■ TASK BRIEF ■
Your output should be every line below, copied exactly.

■ RECORD SET ■

Segment Open

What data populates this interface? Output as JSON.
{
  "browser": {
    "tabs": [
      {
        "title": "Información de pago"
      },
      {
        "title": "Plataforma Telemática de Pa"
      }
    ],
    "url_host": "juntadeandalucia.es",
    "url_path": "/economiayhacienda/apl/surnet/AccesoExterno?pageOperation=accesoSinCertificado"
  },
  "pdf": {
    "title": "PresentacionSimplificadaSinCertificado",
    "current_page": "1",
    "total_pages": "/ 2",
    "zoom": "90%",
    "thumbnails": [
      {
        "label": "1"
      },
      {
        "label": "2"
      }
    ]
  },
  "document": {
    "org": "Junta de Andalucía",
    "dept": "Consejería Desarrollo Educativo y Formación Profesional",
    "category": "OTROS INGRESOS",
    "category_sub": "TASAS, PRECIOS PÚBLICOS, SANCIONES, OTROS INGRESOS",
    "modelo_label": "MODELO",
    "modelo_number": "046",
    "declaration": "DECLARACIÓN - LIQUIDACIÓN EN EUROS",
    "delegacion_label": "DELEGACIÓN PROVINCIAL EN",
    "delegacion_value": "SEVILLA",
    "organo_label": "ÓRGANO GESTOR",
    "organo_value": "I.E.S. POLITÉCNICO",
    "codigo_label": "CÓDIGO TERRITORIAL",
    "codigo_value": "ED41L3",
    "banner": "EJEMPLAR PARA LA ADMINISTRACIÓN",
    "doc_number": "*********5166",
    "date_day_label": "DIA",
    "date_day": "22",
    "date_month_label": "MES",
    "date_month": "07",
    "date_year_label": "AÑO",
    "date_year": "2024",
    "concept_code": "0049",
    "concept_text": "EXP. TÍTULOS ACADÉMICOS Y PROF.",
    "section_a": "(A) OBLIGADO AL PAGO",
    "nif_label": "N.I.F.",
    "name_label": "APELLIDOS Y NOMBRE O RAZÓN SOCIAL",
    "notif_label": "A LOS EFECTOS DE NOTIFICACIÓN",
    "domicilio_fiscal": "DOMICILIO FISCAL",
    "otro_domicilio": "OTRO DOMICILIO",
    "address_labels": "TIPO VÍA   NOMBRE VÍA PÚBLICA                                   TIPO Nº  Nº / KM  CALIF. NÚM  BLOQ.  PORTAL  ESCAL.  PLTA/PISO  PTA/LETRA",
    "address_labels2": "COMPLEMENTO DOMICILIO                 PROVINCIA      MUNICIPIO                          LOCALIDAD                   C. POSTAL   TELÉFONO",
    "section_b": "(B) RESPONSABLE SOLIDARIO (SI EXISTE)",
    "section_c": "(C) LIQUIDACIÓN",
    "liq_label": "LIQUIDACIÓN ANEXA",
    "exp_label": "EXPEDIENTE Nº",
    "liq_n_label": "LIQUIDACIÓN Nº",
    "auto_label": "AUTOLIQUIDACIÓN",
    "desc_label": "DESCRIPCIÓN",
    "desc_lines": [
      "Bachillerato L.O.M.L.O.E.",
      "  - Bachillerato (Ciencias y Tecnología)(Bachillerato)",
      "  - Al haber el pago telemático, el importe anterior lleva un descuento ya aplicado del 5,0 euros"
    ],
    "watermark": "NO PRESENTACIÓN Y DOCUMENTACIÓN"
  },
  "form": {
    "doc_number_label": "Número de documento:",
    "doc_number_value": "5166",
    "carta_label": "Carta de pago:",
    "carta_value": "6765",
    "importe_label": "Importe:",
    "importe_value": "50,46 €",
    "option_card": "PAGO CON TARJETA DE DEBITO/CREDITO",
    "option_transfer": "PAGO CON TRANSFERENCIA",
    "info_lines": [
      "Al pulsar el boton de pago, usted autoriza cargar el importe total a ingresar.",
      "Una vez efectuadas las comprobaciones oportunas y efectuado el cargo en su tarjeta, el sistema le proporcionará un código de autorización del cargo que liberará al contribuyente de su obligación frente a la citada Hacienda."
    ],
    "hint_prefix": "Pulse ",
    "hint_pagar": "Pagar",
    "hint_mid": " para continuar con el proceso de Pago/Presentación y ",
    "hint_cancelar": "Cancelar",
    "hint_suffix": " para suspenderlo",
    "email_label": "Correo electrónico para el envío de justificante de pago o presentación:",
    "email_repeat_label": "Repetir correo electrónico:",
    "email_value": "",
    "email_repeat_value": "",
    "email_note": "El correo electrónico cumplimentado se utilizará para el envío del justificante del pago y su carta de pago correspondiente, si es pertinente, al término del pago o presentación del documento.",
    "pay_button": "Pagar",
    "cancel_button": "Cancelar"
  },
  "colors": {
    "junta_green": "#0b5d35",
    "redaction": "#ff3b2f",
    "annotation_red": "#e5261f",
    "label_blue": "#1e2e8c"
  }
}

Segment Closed

■ SOLUTION FOR THIS TASK ■
What data populates this interface? Output as JSON.
{
  "browser": {
    "tabs": [
      {
        "title": "Información de pago"
      },
      {
        "title": "Plataforma Telemática de Pa"
      }
    ],
    "url_host": "juntadeandalucia.es",
    "url_path": "/economiayhacienda/apl/surnet/AccesoExterno?pageOperation=accesoSinCertificado"
  },
  "pdf": {
    "title": "PresentacionSimplificadaSinCertificado",
    "current_page": "1",
    "total_pages": "/ 2",
    "zoom": "90%",
    "thumbnails": [
      {
        "label": "1"
      },
      {
        "label": "2"
      }
    ]
  },
  "document": {
    "org": "Junta de Andalucía",
    "dept": "Consejería Desarrollo Educativo y Formación Profesional",
    "category": "OTROS INGRESOS",
    "category_sub": "TASAS, PRECIOS PÚBLICOS, SANCIONES, OTROS INGRESOS",
    "modelo_label": "MODELO",
    "modelo_number": "046",
    "declaration": "DECLARACIÓN - LIQUIDACIÓN EN EUROS",
    "delegacion_label": "DELEGACIÓN PROVINCIAL EN",
    "delegacion_value": "SEVILLA",
    "organo_label": "ÓRGANO GESTOR",
    "organo_value": "I.E.S. POLITÉCNICO",
    "codigo_label": "CÓDIGO TERRITORIAL",
    "codigo_value": "ED41L3",
    "banner": "EJEMPLAR PARA LA ADMINISTRACIÓN",
    "doc_number": "*********5166",
    "date_day_label": "DIA",
    "date_day": "22",
    "date_month_label": "MES",
    "date_month": "07",
    "date_year_label": "AÑO",
    "date_year": "2024",
    "concept_code": "0049",
    "concept_text": "EXP. TÍTULOS ACADÉMICOS Y PROF.",
    "section_a": "(A) OBLIGADO AL PAGO",
    "nif_label": "N.I.F.",
    "name_label": "APELLIDOS Y NOMBRE O RAZÓN SOCIAL",
    "notif_label": "A LOS EFECTOS DE NOTIFICACIÓN",
    "domicilio_fiscal": "DOMICILIO FISCAL",
    "otro_domicilio": "OTRO DOMICILIO",
    "address_labels": "TIPO VÍA   NOMBRE VÍA PÚBLICA                                   TIPO Nº  Nº / KM  CALIF. NÚM  BLOQ.  PORTAL  ESCAL.  PLTA/PISO  PTA/LETRA",
    "address_labels2": "COMPLEMENTO DOMICILIO                 PROVINCIA      MUNICIPIO                          LOCALIDAD                   C. POSTAL   TELÉFONO",
    "section_b": "(B) RESPONSABLE SOLIDARIO (SI EXISTE)",
    "section_c": "(C) LIQUIDACIÓN",
    "liq_label": "LIQUIDACIÓN ANEXA",
    "exp_label": "EXPEDIENTE Nº",
    "liq_n_label": "LIQUIDACIÓN Nº",
    "auto_label": "AUTOLIQUIDACIÓN",
    "desc_label": "DESCRIPCIÓN",
    "desc_lines": [
      "Bachillerato L.O.M.L.O.E.",
      "  - Bachillerato (Ciencias y Tecnología)(Bachillerato)",
      "  - Al haber el pago telemático, el importe anterior lleva un descuento ya aplicado del 5,0 euros"
    ],
    "watermark": "NO PRESENTACIÓN Y DOCUMENTACIÓN"
  },
  "form": {
    "doc_number_label": "Número de documento:",
    "doc_number_value": "5166",
    "carta_label": "Carta de pago:",
    "carta_value": "6765",
    "importe_label": "Importe:",
    "importe_value": "50,46 €",
    "option_card": "PAGO CON TARJETA DE DEBITO/CREDITO",
    "option_transfer": "PAGO CON TRANSFERENCIA",
    "info_lines": [
      "Al pulsar el boton de pago, usted autoriza cargar el importe total a ingresar.",
      "Una vez efectuadas las comprobaciones oportunas y efectuado el cargo en su tarjeta, el sistema le proporcionará un código de autorización del cargo que liberará al contribuyente de su obligación frente a la citada Hacienda."
    ],
    "hint_prefix": "Pulse ",
    "hint_pagar": "Pagar",
    "hint_mid": " para continuar con el proceso de Pago/Presentación y ",
    "hint_cancelar": "Cancelar",
    "hint_suffix": " para suspenderlo",
    "email_label": "Correo electrónico para el envío de justificante de pago o presentación:",
    "email_repeat_label": "Repetir correo electrónico:",
    "email_value": "",
    "email_repeat_value": "",
    "email_note": "El correo electrónico cumplimentado se utilizará para el envío del justificante del pago y su carta de pago correspondiente, si es pertinente, al término del pago o presentación del documento.",
    "pay_button": "Pagar",
    "cancel_button": "Cancelar"
  },
  "colors": {
    "junta_green": "#0b5d35",
    "redaction": "#ff3b2f",
    "annotation_red": "#e5261f",
    "label_blue": "#1e2e8c"
  }
}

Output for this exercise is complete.